> **Your task**
From the entries, copy every line that carries the string "JSON".
+++ Data section
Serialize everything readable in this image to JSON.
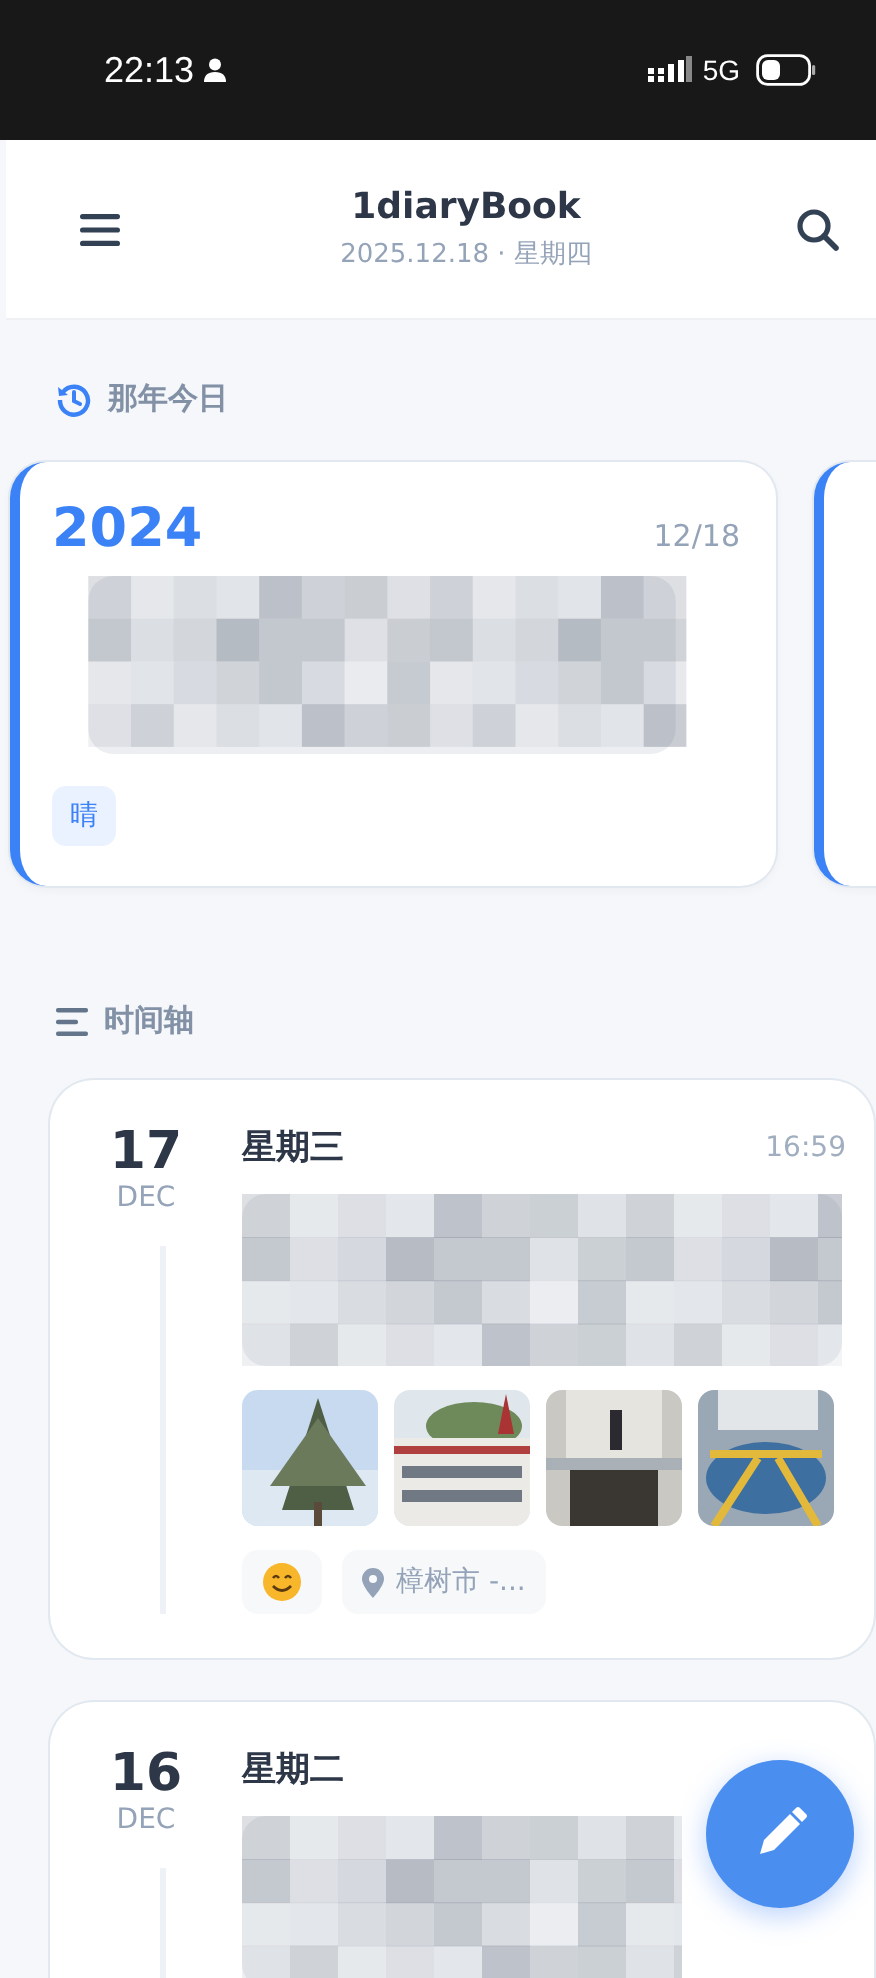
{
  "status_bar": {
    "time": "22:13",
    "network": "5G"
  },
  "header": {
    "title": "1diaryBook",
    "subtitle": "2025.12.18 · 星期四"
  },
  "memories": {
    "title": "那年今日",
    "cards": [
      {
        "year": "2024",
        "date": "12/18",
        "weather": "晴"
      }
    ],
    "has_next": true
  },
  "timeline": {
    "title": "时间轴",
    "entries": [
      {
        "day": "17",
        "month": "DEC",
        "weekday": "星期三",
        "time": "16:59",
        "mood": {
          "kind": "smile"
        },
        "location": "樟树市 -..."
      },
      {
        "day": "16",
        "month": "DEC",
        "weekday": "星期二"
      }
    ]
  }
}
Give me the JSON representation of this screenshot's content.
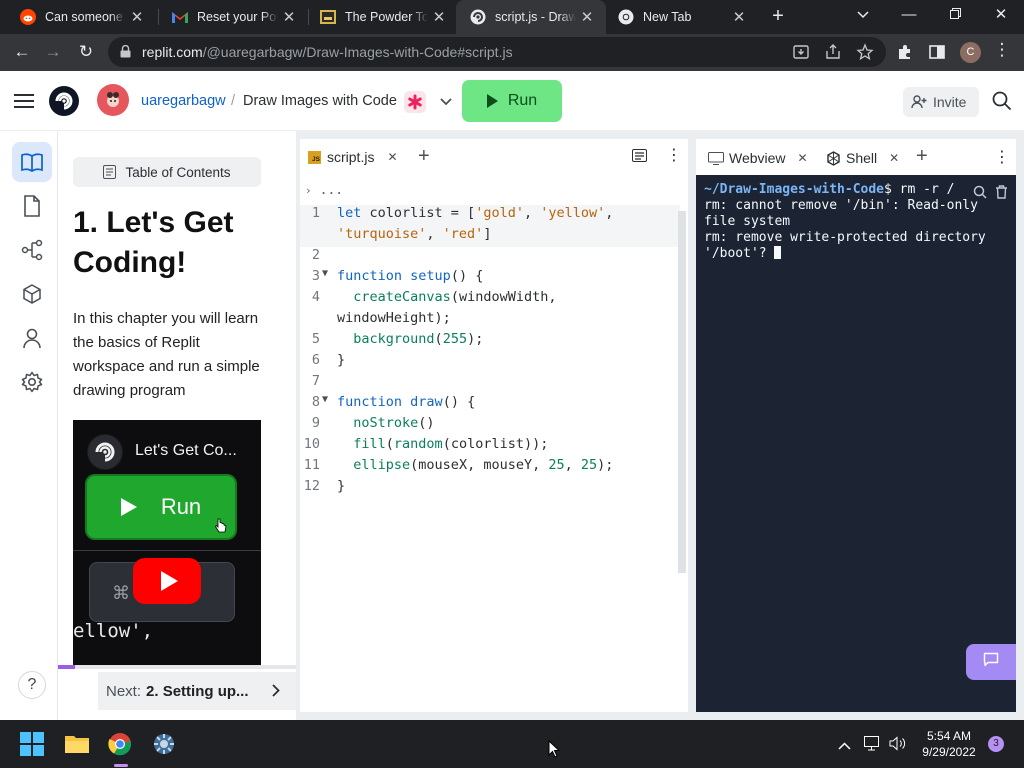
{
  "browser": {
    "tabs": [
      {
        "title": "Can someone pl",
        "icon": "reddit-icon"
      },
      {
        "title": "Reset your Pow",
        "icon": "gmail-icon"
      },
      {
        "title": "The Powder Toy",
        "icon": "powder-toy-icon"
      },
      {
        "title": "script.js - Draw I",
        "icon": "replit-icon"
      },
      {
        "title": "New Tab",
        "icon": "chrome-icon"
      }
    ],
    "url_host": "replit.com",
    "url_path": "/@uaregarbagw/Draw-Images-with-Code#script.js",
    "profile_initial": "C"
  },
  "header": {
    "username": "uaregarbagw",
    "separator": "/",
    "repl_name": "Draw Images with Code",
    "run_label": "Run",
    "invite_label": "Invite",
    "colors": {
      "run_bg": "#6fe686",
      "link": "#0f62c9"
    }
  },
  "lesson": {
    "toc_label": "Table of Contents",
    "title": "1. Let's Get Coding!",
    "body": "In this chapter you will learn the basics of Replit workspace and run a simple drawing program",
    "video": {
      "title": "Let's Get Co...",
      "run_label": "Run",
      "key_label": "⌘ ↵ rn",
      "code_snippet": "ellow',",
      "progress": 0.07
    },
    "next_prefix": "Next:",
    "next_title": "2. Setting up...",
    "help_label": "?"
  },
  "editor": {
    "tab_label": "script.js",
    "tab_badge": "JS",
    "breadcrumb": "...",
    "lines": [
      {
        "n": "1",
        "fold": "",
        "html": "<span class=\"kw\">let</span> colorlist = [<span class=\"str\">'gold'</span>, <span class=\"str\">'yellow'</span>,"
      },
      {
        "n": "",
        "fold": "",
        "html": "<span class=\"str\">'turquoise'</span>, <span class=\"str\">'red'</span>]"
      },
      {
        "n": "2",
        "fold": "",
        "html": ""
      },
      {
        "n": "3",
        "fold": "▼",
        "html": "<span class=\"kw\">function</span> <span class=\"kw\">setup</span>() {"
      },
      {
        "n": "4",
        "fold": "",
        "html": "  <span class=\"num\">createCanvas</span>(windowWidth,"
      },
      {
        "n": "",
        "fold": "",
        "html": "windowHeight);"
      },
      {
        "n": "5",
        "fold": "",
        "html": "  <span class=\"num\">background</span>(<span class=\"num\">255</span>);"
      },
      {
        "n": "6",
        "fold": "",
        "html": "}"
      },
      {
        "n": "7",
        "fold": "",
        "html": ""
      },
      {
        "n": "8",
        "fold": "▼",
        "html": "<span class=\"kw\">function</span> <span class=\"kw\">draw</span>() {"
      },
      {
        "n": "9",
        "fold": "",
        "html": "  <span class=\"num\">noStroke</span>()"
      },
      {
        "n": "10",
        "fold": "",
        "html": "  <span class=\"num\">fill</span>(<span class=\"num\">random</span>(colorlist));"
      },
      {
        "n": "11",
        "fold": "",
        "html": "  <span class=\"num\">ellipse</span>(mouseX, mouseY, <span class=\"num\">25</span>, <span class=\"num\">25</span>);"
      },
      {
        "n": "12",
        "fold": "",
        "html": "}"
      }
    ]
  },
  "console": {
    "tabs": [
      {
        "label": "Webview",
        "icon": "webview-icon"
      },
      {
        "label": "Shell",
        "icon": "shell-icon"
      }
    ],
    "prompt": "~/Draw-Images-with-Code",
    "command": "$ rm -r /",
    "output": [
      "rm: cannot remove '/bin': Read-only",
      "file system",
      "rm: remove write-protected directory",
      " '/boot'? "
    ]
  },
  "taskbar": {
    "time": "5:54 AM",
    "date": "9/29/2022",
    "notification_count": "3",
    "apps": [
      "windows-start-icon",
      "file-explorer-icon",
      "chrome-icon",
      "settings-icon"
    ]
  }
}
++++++
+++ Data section
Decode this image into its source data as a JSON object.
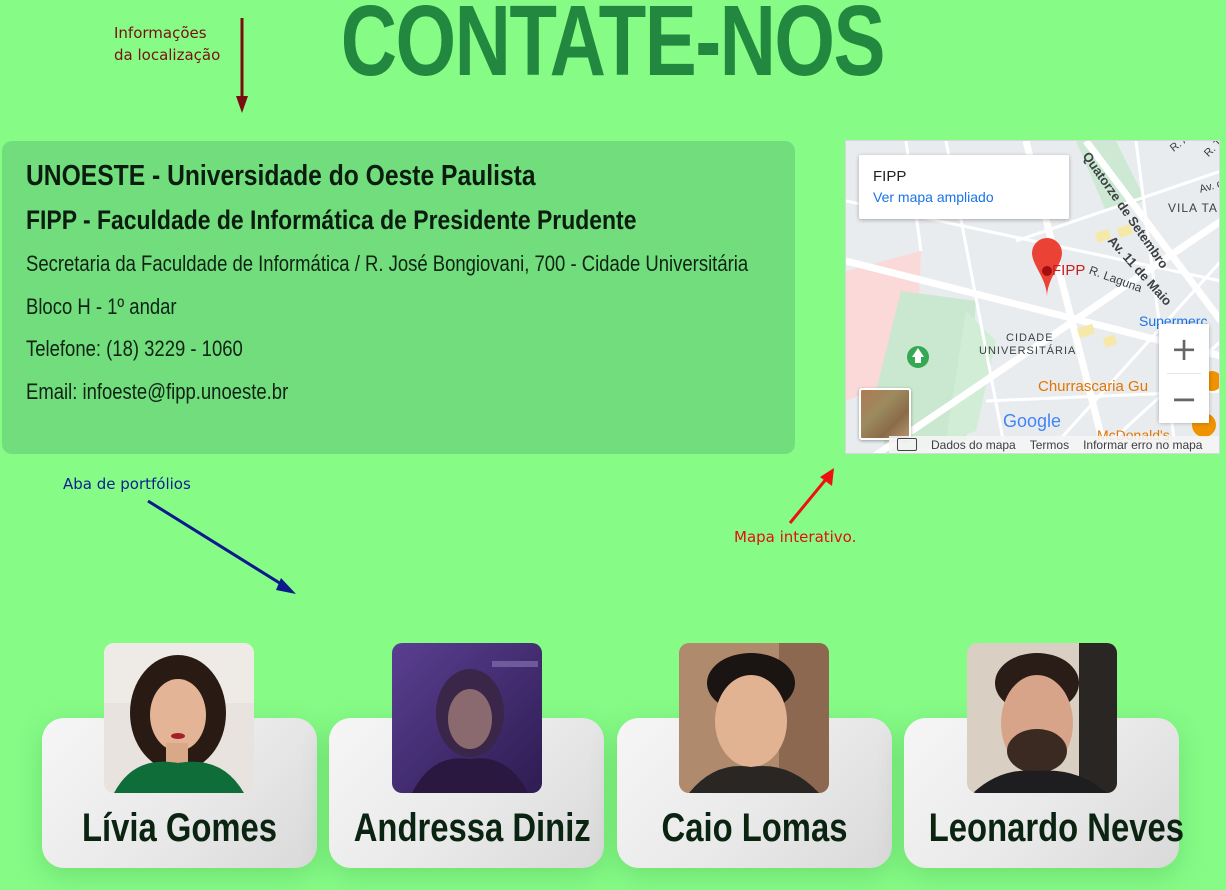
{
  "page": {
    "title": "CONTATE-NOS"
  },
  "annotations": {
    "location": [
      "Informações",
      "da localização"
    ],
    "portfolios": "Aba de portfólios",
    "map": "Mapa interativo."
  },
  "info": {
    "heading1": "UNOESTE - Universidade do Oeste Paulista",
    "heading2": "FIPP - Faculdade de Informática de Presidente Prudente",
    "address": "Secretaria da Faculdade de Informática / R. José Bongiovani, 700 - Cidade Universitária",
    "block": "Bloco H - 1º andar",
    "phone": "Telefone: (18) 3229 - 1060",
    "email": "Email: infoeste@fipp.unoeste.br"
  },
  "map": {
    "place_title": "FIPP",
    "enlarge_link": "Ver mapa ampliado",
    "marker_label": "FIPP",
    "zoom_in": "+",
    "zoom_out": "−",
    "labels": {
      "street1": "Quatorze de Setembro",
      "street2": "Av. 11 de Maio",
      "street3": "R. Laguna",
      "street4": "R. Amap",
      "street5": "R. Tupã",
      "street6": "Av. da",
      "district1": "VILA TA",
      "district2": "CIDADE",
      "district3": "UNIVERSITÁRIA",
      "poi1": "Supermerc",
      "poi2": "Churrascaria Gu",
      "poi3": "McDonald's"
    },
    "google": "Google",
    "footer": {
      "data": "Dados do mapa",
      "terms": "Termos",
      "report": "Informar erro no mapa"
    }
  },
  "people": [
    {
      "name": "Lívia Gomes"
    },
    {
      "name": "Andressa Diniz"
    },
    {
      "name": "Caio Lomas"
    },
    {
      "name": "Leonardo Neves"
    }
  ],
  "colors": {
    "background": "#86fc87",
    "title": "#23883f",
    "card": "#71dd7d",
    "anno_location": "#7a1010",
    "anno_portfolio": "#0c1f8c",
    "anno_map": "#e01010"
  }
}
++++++
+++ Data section
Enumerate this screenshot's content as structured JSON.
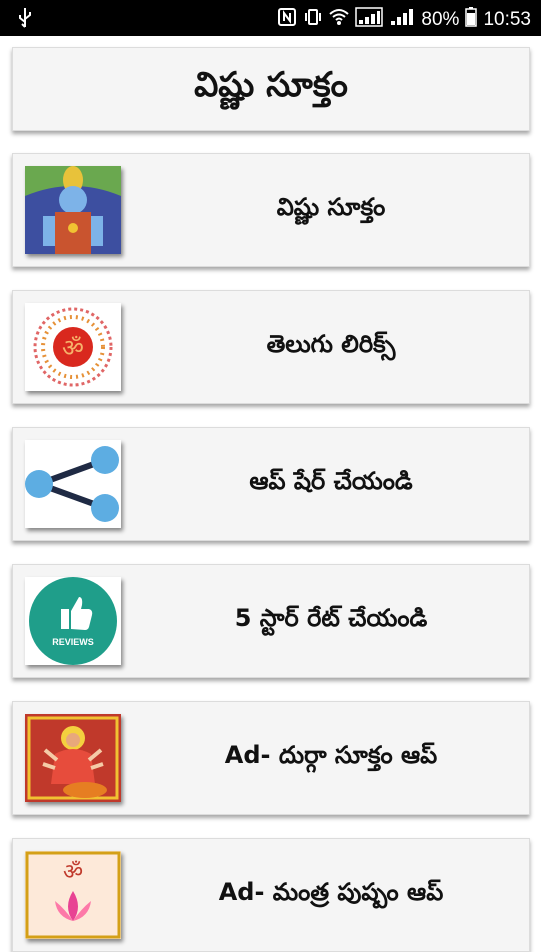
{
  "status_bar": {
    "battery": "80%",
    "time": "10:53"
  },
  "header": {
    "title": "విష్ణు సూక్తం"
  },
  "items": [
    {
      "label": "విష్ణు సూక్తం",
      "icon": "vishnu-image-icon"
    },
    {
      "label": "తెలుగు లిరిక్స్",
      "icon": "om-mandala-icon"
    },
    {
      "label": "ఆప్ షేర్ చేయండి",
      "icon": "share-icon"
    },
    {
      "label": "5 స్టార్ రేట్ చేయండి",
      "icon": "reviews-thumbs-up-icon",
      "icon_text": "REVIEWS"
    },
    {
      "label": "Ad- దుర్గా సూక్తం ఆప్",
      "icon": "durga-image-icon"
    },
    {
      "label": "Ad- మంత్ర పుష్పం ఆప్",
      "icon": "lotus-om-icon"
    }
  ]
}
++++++
> **Answer to this problem**
Serialize everything readable in this image to JSON.
Give me the JSON representation of this screenshot's content.
Decode this image into its source data as a JSON object.
Enumerate this screenshot's content as structured JSON.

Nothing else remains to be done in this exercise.